Dataset records ▸
*** Block opens ***
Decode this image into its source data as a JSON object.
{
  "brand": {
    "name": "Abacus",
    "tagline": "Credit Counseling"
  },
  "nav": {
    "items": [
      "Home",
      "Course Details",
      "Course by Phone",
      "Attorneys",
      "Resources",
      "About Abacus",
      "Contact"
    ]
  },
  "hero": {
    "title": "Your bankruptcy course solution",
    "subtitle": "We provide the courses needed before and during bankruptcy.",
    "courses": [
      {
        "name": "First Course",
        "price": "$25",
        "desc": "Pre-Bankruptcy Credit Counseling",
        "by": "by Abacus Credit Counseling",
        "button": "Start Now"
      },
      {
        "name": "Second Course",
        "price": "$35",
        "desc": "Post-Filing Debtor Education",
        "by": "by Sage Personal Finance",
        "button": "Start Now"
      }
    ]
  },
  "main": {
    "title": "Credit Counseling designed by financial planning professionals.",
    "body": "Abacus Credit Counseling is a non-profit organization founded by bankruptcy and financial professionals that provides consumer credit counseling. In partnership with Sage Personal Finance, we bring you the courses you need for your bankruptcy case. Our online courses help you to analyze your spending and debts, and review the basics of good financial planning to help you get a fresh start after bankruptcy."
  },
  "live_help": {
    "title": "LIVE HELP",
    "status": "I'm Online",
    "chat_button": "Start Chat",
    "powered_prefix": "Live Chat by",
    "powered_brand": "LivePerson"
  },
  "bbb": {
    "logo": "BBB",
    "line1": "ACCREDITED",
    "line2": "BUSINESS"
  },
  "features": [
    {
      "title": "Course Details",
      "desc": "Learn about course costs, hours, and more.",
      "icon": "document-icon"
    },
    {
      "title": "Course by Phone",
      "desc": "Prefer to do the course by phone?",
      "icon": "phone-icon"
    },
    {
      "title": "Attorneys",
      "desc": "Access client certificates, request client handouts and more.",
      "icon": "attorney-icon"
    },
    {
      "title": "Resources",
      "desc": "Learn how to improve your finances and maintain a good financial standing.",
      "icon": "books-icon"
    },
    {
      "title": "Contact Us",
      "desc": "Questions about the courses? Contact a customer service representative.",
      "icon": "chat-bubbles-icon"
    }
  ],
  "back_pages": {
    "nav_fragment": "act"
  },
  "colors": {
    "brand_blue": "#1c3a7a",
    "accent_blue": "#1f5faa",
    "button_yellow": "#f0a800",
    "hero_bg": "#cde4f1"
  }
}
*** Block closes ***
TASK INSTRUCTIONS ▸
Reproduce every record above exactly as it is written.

WRITTEN RESPONSE ▸
Decode this image into its source data as a JSON object.
{
  "brand": {
    "name": "Abacus",
    "tagline": "Credit Counseling"
  },
  "nav": {
    "items": [
      "Home",
      "Course Details",
      "Course by Phone",
      "Attorneys",
      "Resources",
      "About Abacus",
      "Contact"
    ]
  },
  "hero": {
    "title": "Your bankruptcy course solution",
    "subtitle": "We provide the courses needed before and during bankruptcy.",
    "courses": [
      {
        "name": "First Course",
        "price": "$25",
        "desc": "Pre-Bankruptcy Credit Counseling",
        "by": "by Abacus Credit Counseling",
        "button": "Start Now"
      },
      {
        "name": "Second Course",
        "price": "$35",
        "desc": "Post-Filing Debtor Education",
        "by": "by Sage Personal Finance",
        "button": "Start Now"
      }
    ]
  },
  "main": {
    "title": "Credit Counseling designed by financial planning professionals.",
    "body": "Abacus Credit Counseling is a non-profit organization founded by bankruptcy and financial professionals that provides consumer credit counseling. In partnership with Sage Personal Finance, we bring you the courses you need for your bankruptcy case. Our online courses help you to analyze your spending and debts, and review the basics of good financial planning to help you get a fresh start after bankruptcy."
  },
  "live_help": {
    "title": "LIVE HELP",
    "status": "I'm Online",
    "chat_button": "Start Chat",
    "powered_prefix": "Live Chat by",
    "powered_brand": "LivePerson"
  },
  "bbb": {
    "logo": "BBB",
    "line1": "ACCREDITED",
    "line2": "BUSINESS"
  },
  "features": [
    {
      "title": "Course Details",
      "desc": "Learn about course costs, hours, and more.",
      "icon": "document-icon"
    },
    {
      "title": "Course by Phone",
      "desc": "Prefer to do the course by phone?",
      "icon": "phone-icon"
    },
    {
      "title": "Attorneys",
      "desc": "Access client certificates, request client handouts and more.",
      "icon": "attorney-icon"
    },
    {
      "title": "Resources",
      "desc": "Learn how to improve your finances and maintain a good financial standing.",
      "icon": "books-icon"
    },
    {
      "title": "Contact Us",
      "desc": "Questions about the courses? Contact a customer service representative.",
      "icon": "chat-bubbles-icon"
    }
  ],
  "back_pages": {
    "nav_fragment": "act"
  },
  "colors": {
    "brand_blue": "#1c3a7a",
    "accent_blue": "#1f5faa",
    "button_yellow": "#f0a800",
    "hero_bg": "#cde4f1"
  }
}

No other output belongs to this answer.